**Task item**
From the listing below, return each line that includes "data".

**Record excerpts**
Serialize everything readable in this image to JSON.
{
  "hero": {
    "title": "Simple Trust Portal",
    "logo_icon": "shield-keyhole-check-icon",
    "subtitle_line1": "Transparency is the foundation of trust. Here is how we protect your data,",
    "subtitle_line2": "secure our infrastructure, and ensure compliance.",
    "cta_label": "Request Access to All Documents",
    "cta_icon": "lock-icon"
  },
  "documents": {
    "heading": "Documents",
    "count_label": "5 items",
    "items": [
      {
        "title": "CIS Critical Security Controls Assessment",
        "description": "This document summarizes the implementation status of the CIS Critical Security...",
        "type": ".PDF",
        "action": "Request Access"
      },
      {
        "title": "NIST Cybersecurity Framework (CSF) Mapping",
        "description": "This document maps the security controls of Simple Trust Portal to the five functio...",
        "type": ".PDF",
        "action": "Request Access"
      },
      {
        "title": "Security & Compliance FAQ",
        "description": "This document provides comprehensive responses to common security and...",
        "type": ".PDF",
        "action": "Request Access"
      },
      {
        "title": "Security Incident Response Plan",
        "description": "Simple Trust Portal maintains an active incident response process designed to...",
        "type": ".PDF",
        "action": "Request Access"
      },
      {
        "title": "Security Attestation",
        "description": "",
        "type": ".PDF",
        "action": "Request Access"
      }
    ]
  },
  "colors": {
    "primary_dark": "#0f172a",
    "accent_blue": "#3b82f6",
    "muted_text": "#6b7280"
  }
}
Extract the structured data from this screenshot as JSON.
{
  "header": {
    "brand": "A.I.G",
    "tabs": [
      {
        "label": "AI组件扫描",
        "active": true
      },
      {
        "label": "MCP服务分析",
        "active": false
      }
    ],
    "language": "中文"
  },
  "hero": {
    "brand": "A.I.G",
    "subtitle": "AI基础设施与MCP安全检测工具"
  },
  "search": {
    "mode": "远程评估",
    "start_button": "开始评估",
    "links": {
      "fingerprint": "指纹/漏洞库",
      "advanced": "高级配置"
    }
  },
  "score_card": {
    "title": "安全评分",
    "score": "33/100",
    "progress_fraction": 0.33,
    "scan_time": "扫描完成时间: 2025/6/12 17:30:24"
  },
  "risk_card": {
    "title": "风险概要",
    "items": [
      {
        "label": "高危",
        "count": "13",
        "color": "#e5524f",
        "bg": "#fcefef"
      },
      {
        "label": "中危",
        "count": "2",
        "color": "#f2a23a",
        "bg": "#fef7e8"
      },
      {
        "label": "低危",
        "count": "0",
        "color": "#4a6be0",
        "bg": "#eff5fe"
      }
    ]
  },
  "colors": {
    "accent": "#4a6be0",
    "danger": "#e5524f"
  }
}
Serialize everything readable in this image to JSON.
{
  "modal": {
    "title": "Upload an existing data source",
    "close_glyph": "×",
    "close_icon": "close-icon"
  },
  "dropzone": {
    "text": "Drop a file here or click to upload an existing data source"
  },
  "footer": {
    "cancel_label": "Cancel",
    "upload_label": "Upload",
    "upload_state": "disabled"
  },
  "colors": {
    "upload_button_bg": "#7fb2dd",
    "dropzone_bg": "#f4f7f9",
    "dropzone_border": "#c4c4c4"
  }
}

**Answer box**
    "subtitle_line1": "Transparency is the foundation of trust. Here is how we protect your data,",
Extract the structured data from this screenshot as JSON.
    "title": "Upload an existing data source",
    "text": "Drop a file here or click to upload an existing data source"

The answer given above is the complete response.